Updated 20:35, 06-Mar-2019
CGTN
01:07

Kylie Jenner, 21, is the world's youngest billionaire according to Forbes' 2019 rich list. While China has 324 billionaires on the list, none of them are under the age of 30. Should that be a cause for concern?

Jenner, who is controversially described as “self-made” by Forbes despite her wealthy Kardashian background, is worth one billion U.S. dollars based on the success of her Kylie cosmetics range.

Jenner overtakes Mark Zuckerberg's record as the youngest ever self-made billionaire, with the Facebook founder just 23 when he made his first billion.

There are currently eight billionaires under the age of 30, but none of them are Chinese.

The world's richest newcomer to the list comes from China. Pinduoduo founder Huang Zheng, with a fortune of 13.5 billion U.S. dollars, is 39 years old.

China's youngest name on the list is 33-year-old Wu Jihan, CEO of cryptocurrency company Bitmain, with a net value of 1.5 billion U.S. dollars.

A Forbes list published last year of China's richest people named only nine people under the age of 40, compared to 12 from the United States.

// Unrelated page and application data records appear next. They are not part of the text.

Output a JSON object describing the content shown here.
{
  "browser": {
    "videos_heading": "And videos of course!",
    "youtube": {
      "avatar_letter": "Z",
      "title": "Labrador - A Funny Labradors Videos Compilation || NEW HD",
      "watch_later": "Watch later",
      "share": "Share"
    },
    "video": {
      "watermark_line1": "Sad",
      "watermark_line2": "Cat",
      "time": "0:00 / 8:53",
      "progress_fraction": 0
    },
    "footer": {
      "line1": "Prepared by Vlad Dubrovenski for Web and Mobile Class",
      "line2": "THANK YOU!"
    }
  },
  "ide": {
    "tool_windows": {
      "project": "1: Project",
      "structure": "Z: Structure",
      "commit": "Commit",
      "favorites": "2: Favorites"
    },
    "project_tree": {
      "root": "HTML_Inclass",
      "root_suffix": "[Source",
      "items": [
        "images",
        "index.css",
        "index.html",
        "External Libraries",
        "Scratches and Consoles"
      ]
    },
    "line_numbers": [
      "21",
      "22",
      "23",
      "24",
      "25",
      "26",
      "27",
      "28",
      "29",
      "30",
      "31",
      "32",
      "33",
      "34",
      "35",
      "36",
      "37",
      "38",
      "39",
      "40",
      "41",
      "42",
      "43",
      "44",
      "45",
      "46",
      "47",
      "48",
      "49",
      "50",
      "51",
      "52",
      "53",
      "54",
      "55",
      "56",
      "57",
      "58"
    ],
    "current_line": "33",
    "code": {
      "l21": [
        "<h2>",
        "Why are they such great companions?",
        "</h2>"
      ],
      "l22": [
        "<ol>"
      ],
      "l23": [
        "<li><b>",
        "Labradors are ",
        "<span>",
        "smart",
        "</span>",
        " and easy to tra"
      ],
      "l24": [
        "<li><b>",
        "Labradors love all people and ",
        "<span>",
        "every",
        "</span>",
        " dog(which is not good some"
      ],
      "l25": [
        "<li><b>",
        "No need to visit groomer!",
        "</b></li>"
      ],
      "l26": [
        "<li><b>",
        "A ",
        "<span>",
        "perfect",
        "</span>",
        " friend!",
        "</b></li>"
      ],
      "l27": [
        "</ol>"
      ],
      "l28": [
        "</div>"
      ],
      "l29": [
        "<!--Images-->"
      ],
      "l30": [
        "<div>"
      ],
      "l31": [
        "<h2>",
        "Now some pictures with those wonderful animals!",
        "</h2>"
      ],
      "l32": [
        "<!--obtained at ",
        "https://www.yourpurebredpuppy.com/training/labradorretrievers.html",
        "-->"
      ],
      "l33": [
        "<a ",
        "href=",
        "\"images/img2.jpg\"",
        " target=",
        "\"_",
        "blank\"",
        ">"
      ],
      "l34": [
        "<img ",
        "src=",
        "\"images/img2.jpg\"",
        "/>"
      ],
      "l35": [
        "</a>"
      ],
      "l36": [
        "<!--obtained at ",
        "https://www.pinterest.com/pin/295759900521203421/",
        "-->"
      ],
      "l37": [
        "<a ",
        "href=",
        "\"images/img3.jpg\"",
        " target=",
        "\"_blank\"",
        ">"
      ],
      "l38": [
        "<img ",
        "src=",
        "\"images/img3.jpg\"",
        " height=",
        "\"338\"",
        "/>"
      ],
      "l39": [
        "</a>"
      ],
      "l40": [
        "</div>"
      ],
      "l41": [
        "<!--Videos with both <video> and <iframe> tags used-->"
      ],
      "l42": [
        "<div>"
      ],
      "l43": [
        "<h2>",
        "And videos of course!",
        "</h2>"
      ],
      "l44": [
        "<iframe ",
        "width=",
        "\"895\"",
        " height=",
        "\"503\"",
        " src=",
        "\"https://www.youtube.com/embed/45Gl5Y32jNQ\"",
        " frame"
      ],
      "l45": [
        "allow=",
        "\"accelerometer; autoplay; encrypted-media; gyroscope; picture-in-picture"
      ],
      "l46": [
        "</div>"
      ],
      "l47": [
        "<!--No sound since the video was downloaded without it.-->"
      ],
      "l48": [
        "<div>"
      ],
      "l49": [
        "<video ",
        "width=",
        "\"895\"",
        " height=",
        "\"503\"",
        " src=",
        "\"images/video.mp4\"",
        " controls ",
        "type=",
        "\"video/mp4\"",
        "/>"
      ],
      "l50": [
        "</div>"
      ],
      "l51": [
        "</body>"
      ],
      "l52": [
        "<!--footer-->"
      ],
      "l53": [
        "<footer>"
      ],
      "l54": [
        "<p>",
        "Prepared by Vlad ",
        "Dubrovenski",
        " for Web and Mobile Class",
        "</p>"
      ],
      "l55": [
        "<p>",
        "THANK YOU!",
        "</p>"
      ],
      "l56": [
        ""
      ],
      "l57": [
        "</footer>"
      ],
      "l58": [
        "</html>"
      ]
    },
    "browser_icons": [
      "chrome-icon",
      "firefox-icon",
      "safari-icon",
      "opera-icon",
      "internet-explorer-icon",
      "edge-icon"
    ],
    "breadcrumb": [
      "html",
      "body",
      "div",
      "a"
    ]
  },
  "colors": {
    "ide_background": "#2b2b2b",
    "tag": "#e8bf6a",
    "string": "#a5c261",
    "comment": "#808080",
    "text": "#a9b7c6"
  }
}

Young billionaires are arguably a sign of strong innovation in the private sector, particularly in the tech industry. And while China hasn't produced any billionaires under 30 this year, a look at the average age of all billionaires in the country paints a different picture.

According to the most recent Hurun Report, the average age of China's billionaires is 57, 10 years younger than the United States and five years younger than the global average.

Meanwhile, Forbes' list of billionaires under 30 reveals that all but two of them inherited their fortunes, rather than amassing their wealth on their own.

While Kylie Jenner is officially ranked by Forbes as being a “self-made” billionaire, her parents are worth an estimated combined 160 million U.S. dollars.

The Hurun Report shows that 74 percent of China's billionaires were self-made, without any parental financial support. In contrast, only 11 percent of American billionaires made their own fortunes without any help.